Funerals are a way for family and friends to gather in grief and honor a loved one whose life has ended. But they can also be a powerful final act and statement of values. If you’ve lived with concern for the environment, it makes sense to want a more eco-conscious funeral. If you feel a strong affinity for nature, the idea of returning to the earth after death can be greatly comforting.
You don’t have to commit fully to a green cemetery to incorporate more eco-conscious options into your funeral plans. Even small choices can make a big difference to the environment.
The terms “green burial” and “natural burial” are often used interchangeably, but people sometimes draw a technical distinction between them. Some will call any eco-conscious burial practice “green.” Others reserve the term “green burial” only for practices, funeral homes, and cemeteries that have been certified by the Green Burial Council and meet its standards.
However you define it, the principles of green burial are the same: to minimize the ecological impact of laying someone to rest, and return their body naturally to the earth.
In practice, this looks like:
Many natural burials are also considerate of the natural environment and seek to create a permanent resting place without disturbing the nearby habitat. This might affect the way a grave is opened and closed, whether memorial markers are used, whether decorations are allowed at the grave site, and other ways the land is used.

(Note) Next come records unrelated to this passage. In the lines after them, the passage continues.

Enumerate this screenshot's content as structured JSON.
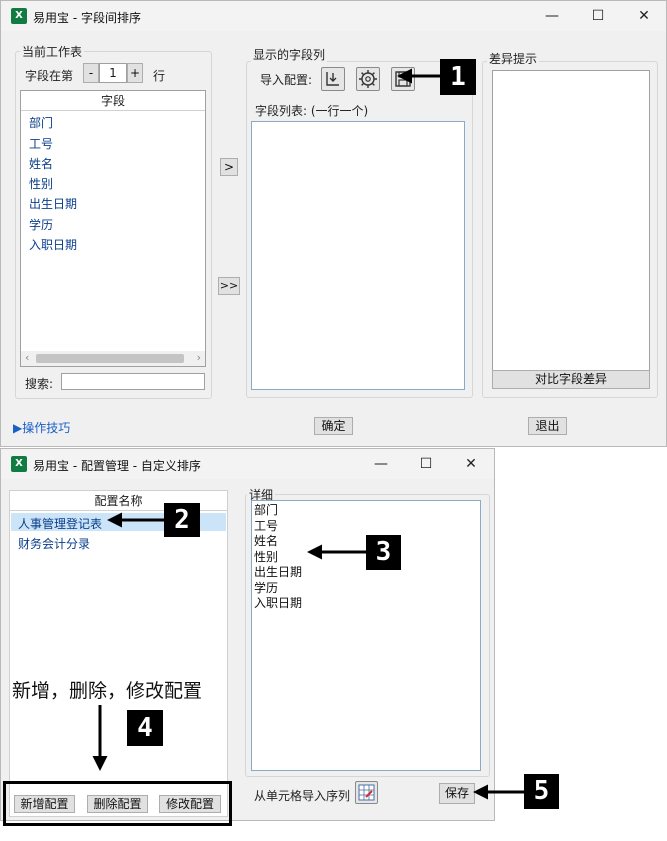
{
  "win1": {
    "title": "易用宝 - 字段间排序",
    "current_sheet": {
      "group_label": "当前工作表",
      "row_prefix": "字段在第",
      "row_value": "1",
      "row_suffix": "行",
      "minus": "-",
      "plus": "+",
      "column_header": "字段",
      "fields": [
        "部门",
        "工号",
        "姓名",
        "性别",
        "出生日期",
        "学历",
        "入职日期"
      ],
      "search_label": "搜索:",
      "search_value": ""
    },
    "move_one": ">",
    "move_all": ">>",
    "display": {
      "group_label": "显示的字段列",
      "import_config_label": "导入配置:",
      "field_list_label": "字段列表: (一行一个)"
    },
    "diff": {
      "group_label": "差异提示",
      "compare_button": "对比字段差异"
    },
    "tips_link": "▶操作技巧",
    "ok_button": "确定",
    "exit_button": "退出"
  },
  "win2": {
    "title": "易用宝 - 配置管理 - 自定义排序",
    "config_header": "配置名称",
    "configs": [
      "人事管理登记表",
      "财务会计分录"
    ],
    "detail_label": "详细",
    "detail_items": [
      "部门",
      "工号",
      "姓名",
      "性别",
      "出生日期",
      "学历",
      "入职日期"
    ],
    "add_button": "新增配置",
    "delete_button": "删除配置",
    "modify_button": "修改配置",
    "import_from_cell_label": "从单元格导入序列",
    "save_button": "保存"
  },
  "annotations": {
    "note_text": "新增，删除，修改配置",
    "badges": [
      "1",
      "2",
      "3",
      "4",
      "5"
    ]
  },
  "icons": {
    "app": "excel-icon",
    "import": "import-icon",
    "settings": "gear-icon",
    "save": "floppy-icon",
    "cell_import": "table-import-icon"
  }
}
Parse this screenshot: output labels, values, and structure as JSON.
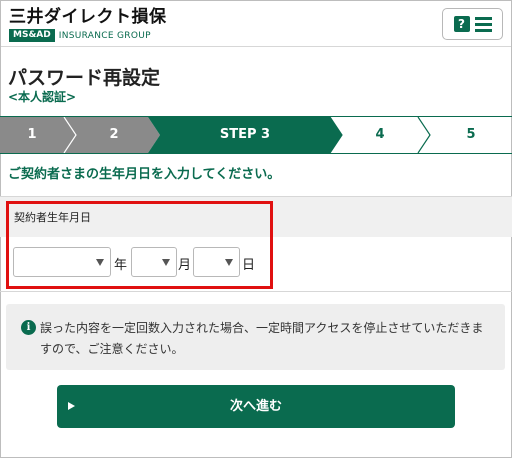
{
  "header": {
    "logo_main": "三井ダイレクト損保",
    "logo_badge": "MS&AD",
    "logo_sub": "INSURANCE GROUP",
    "help_icon": "question-icon",
    "help_mark": "?"
  },
  "page": {
    "title": "パスワード再設定",
    "subtitle": "<本人認証>"
  },
  "steps": {
    "items": [
      {
        "label": "1",
        "state": "done"
      },
      {
        "label": "2",
        "state": "done"
      },
      {
        "label": "STEP 3",
        "state": "current"
      },
      {
        "label": "4",
        "state": "todo"
      },
      {
        "label": "5",
        "state": "todo"
      }
    ]
  },
  "instruction": "ご契約者さまの生年月日を入力してください。",
  "form": {
    "label": "契約者生年月日",
    "year_value": "",
    "year_unit": "年",
    "month_value": "",
    "month_unit": "月",
    "day_value": "",
    "day_unit": "日"
  },
  "notice": {
    "icon": "info-icon",
    "icon_mark": "i",
    "text": "誤った内容を一定回数入力された場合、一定時間アクセスを停止させていただきますので、ご注意ください。"
  },
  "actions": {
    "next_label": "次へ進む"
  },
  "colors": {
    "accent": "#0a6b4f",
    "step_done": "#8a8a8a",
    "highlight": "#e01010"
  }
}
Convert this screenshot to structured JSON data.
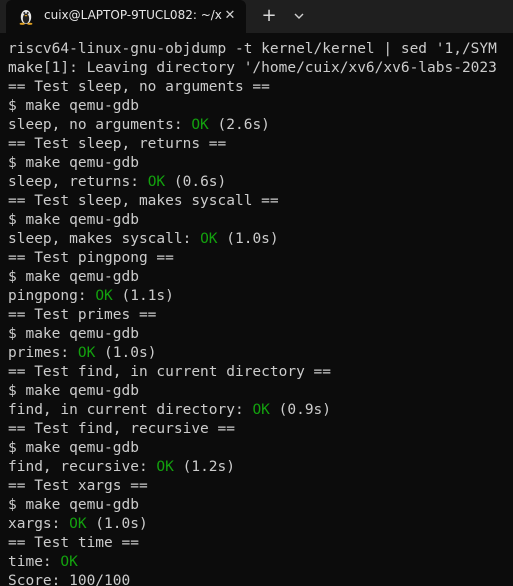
{
  "window": {
    "tab_title": "cuix@LAPTOP-9TUCL082: ~/x",
    "tab_icon": "linux-penguin-icon",
    "close_glyph": "✕",
    "new_tab_glyph": "+",
    "dropdown_icon": "chevron-down-icon"
  },
  "colors": {
    "background": "#0c0c0c",
    "titlebar": "#1f1f1f",
    "text": "#cccccc",
    "ok_green": "#13a10e"
  },
  "terminal": {
    "lines": [
      {
        "pre": "riscv64-linux-gnu-objdump -t kernel/kernel | sed '1,/SYM"
      },
      {
        "pre": "make[1]: Leaving directory '/home/cuix/xv6/xv6-labs-2023"
      },
      {
        "pre": "== Test sleep, no arguments =="
      },
      {
        "pre": "$ make qemu-gdb"
      },
      {
        "pre": "sleep, no arguments: ",
        "ok": "OK",
        "post": " (2.6s)"
      },
      {
        "pre": "== Test sleep, returns =="
      },
      {
        "pre": "$ make qemu-gdb"
      },
      {
        "pre": "sleep, returns: ",
        "ok": "OK",
        "post": " (0.6s)"
      },
      {
        "pre": "== Test sleep, makes syscall =="
      },
      {
        "pre": "$ make qemu-gdb"
      },
      {
        "pre": "sleep, makes syscall: ",
        "ok": "OK",
        "post": " (1.0s)"
      },
      {
        "pre": "== Test pingpong =="
      },
      {
        "pre": "$ make qemu-gdb"
      },
      {
        "pre": "pingpong: ",
        "ok": "OK",
        "post": " (1.1s)"
      },
      {
        "pre": "== Test primes =="
      },
      {
        "pre": "$ make qemu-gdb"
      },
      {
        "pre": "primes: ",
        "ok": "OK",
        "post": " (1.0s)"
      },
      {
        "pre": "== Test find, in current directory =="
      },
      {
        "pre": "$ make qemu-gdb"
      },
      {
        "pre": "find, in current directory: ",
        "ok": "OK",
        "post": " (0.9s)"
      },
      {
        "pre": "== Test find, recursive =="
      },
      {
        "pre": "$ make qemu-gdb"
      },
      {
        "pre": "find, recursive: ",
        "ok": "OK",
        "post": " (1.2s)"
      },
      {
        "pre": "== Test xargs =="
      },
      {
        "pre": "$ make qemu-gdb"
      },
      {
        "pre": "xargs: ",
        "ok": "OK",
        "post": " (1.0s)"
      },
      {
        "pre": "== Test time =="
      },
      {
        "pre": "time: ",
        "ok": "OK"
      },
      {
        "pre": "Score: 100/100"
      }
    ]
  }
}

The most dramatic example of this is a conservation cemetery, which is a natural burial ground on land protected by a trust and is often on or near a nature reserve. Fees paid to a conservation cemetery are applied toward local nature conservation efforts.
As more people have become interested in green funerals, many traditional cemeteries have begun to adopt more eco-conscious practices. Some have started setting aside a portion of their grounds for natural burials. Others can accommodate a family’s request to forgo the use of a grave liner or to use an alternative style of liner that does not inhibit natural decay.

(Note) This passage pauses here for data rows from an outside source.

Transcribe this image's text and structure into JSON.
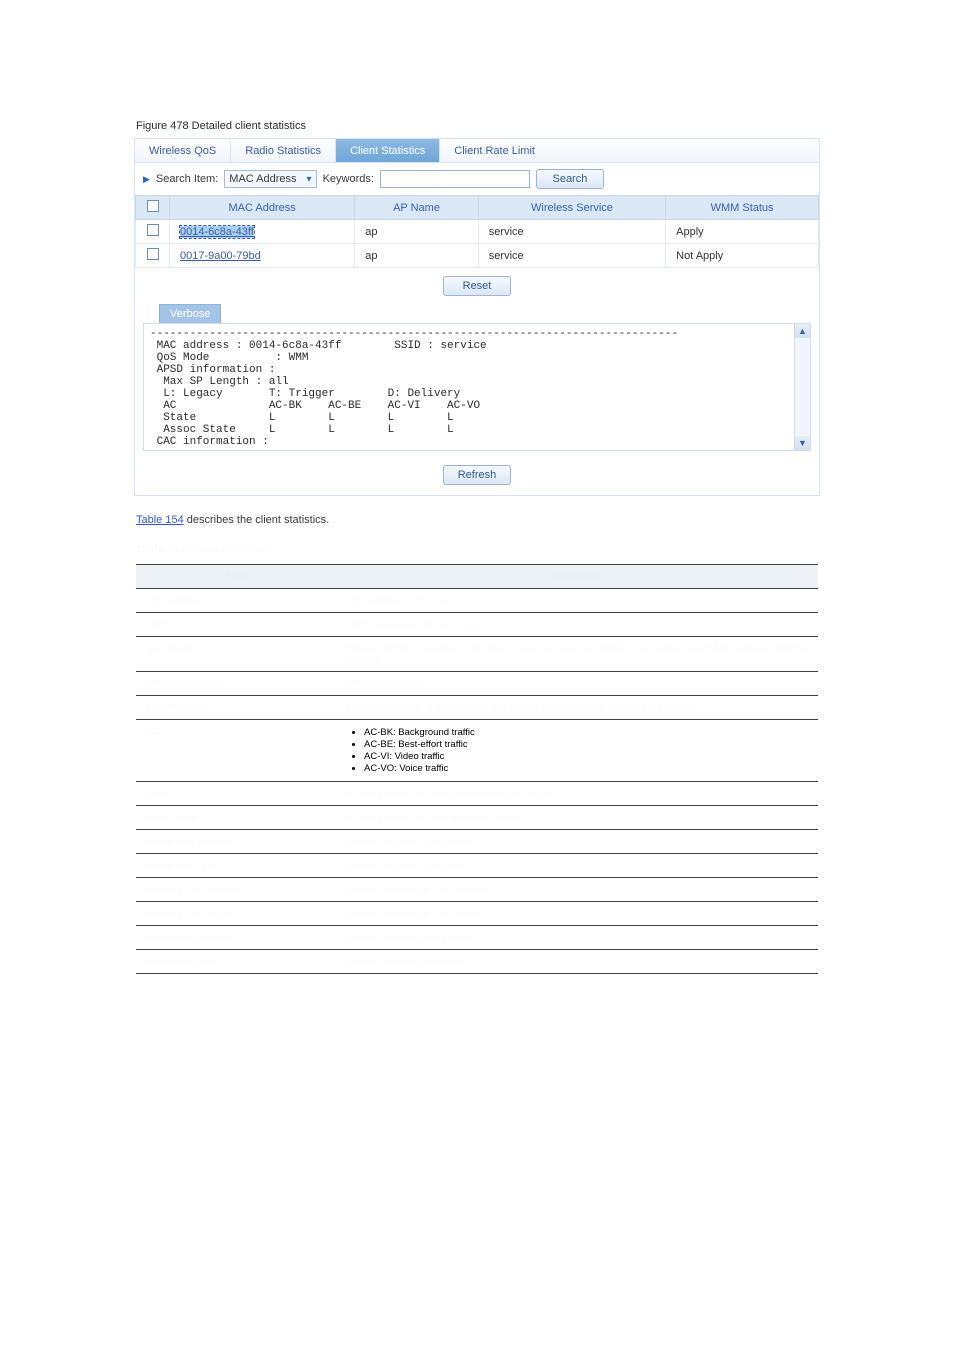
{
  "figure_label": "Figure 478 Detailed client statistics",
  "tabs": [
    {
      "label": "Wireless QoS",
      "active": false
    },
    {
      "label": "Radio Statistics",
      "active": false
    },
    {
      "label": "Client Statistics",
      "active": true
    },
    {
      "label": "Client Rate Limit",
      "active": false
    }
  ],
  "search": {
    "label_left": "Search Item:",
    "select_value": "MAC Address",
    "keywords_label": "Keywords:",
    "keywords_value": "",
    "button": "Search"
  },
  "data_table": {
    "headers": [
      "",
      "MAC Address",
      "AP Name",
      "Wireless Service",
      "WMM Status"
    ],
    "rows": [
      {
        "mac": "0014-6c8a-43ff",
        "ap": "ap",
        "svc": "service",
        "wmm": "Apply",
        "selected": true
      },
      {
        "mac": "0017-9a00-79bd",
        "ap": "ap",
        "svc": "service",
        "wmm": "Not Apply",
        "selected": false
      }
    ]
  },
  "buttons": {
    "reset": "Reset",
    "refresh": "Refresh"
  },
  "verbose_tab": "Verbose",
  "verbose_text": "--------------------------------------------------------------------------------\n MAC address : 0014-6c8a-43ff        SSID : service\n QoS Mode          : WMM\n APSD information :\n  Max SP Length : all\n  L: Legacy       T: Trigger        D: Delivery\n  AC              AC-BK    AC-BE    AC-VI    AC-VO\n  State           L        L        L        L\n  Assoc State     L        L        L        L\n CAC information :\n",
  "caption_tableref": {
    "prefix": "",
    "link": "Table 154",
    "suffix": " describes the client statistics."
  },
  "table_title": "Table 154 Client statistics",
  "desc_table": {
    "header": {
      "field": "Field",
      "desc": "Description"
    },
    "rows": [
      {
        "f": "MAC address",
        "d": "MAC address of the client"
      },
      {
        "f": "SSID",
        "d": "SSID associated with the client"
      },
      {
        "f": "QoS Mode",
        "d": "Whether WMM is enabled on the client. None indicates that WMM is not enabled and WMM indicates WMM is enabled."
      },
      {
        "f": "APSD information",
        "d": "APSD information"
      },
      {
        "f": "Max SP Length",
        "d": "Maximum number of data packets that the AP can send when the client is triggered"
      },
      {
        "f": "AC",
        "d_list": [
          "AC-BK: Background traffic",
          "AC-BE: Best-effort traffic",
          "AC-VI: Video traffic",
          "AC-VO: Voice traffic"
        ]
      },
      {
        "f": "State",
        "d": "AC state when the client is associated with the AP"
      },
      {
        "f": "Assoc State",
        "d": "AC state when the client accesses the AP"
      },
      {
        "f": "Uplink CAC packets",
        "d": "Number of uplink CAC packets"
      },
      {
        "f": "Uplink CAC bytes",
        "d": "Number of uplink CAC bytes"
      },
      {
        "f": "Downlink CAC packets",
        "d": "Number of downlink CAC packets"
      },
      {
        "f": "Downlink CAC bytes",
        "d": "Number of downlink CAC bytes"
      },
      {
        "f": "Downgrade packets",
        "d": "Number of downgrade packets"
      },
      {
        "f": "Downgrade bytes",
        "d": "Number of downgrade bytes"
      }
    ]
  }
}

If you are preplanning your own green funeral or making arrangements for a loved one, you can reach out to the cemetery to ask about their eco-friendly accommodations. If you’ve been reluctant to consider green burial because you wanted to be buried where family could visit, or because your loved one wanted to be buried in the same cemetery as their relatives, it’s worth asking. You might be surprised at how willing to accommodate you the cemetery can be.
Our lives affect the earth in a myriad of ways. Even small changes can add up to a big impact over a lifetime: eating less meat, recycling, walking to the store instead of driving. Some people choose to have a home funeral or arrange burial in a conservation cemetery. But even a small choice, like opting for an untreated pine casket rather than one made from steel, can have a lasting positive impact. Your comfort level, budget, values, and desires are the most important considerations.
If you need help understanding all of the options available to you or just want some guidance in planning an eco-friendly funeral, the staff of French Funerals & Cremations can help. Call us at 505-275-7200, or visit the French location nearest you.